**Data for this task**
=-=-=-=-=
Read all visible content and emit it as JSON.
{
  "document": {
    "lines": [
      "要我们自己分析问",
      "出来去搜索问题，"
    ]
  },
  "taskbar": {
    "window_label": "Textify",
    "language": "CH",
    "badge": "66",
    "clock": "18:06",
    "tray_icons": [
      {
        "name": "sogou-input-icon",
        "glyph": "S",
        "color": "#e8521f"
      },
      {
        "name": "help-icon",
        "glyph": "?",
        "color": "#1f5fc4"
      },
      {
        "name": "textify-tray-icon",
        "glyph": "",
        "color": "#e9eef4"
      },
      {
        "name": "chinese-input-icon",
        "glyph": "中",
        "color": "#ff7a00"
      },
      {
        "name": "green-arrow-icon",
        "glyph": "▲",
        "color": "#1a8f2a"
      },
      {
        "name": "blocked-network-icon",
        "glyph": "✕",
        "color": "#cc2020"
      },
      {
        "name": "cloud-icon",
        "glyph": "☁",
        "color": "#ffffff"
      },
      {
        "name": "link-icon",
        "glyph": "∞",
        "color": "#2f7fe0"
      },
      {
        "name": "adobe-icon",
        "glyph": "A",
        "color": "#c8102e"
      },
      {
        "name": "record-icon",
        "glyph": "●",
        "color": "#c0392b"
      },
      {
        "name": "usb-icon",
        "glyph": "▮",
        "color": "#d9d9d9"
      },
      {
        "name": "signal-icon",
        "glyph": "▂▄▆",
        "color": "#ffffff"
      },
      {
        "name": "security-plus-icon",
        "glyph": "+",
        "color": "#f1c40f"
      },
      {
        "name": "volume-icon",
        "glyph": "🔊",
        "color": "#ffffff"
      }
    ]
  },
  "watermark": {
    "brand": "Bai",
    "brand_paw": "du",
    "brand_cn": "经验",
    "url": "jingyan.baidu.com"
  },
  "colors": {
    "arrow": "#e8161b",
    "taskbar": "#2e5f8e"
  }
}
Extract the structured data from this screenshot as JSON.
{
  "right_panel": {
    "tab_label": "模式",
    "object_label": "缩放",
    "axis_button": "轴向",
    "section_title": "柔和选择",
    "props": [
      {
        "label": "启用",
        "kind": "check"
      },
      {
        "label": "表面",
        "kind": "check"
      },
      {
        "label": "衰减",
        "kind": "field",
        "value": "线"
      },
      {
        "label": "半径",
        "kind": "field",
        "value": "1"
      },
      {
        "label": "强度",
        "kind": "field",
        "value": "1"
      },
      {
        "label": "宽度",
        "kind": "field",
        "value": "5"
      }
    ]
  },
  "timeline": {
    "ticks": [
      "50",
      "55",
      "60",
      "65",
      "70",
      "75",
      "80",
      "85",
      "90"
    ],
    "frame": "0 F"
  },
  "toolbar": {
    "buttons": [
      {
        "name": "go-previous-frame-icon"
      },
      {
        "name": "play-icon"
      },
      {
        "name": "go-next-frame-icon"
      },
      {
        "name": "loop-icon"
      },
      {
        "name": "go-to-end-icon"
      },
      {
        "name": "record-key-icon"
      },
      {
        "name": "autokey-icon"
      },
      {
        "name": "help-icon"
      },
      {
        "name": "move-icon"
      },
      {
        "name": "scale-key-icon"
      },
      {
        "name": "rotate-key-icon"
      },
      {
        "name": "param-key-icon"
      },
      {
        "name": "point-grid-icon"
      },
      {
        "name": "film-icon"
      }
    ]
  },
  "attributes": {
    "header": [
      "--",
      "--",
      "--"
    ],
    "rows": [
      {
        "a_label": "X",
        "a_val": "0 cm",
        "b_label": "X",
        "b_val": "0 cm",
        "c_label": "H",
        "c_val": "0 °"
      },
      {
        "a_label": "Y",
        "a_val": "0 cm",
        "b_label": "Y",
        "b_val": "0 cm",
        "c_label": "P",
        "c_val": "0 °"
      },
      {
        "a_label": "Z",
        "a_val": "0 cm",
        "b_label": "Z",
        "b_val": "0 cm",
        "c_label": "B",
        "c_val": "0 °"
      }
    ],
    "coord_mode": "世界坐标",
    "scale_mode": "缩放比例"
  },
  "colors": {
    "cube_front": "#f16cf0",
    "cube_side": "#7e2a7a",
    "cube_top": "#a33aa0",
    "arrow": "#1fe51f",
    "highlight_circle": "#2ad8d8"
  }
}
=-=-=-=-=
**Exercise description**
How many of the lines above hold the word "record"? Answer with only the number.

**Answer below**
2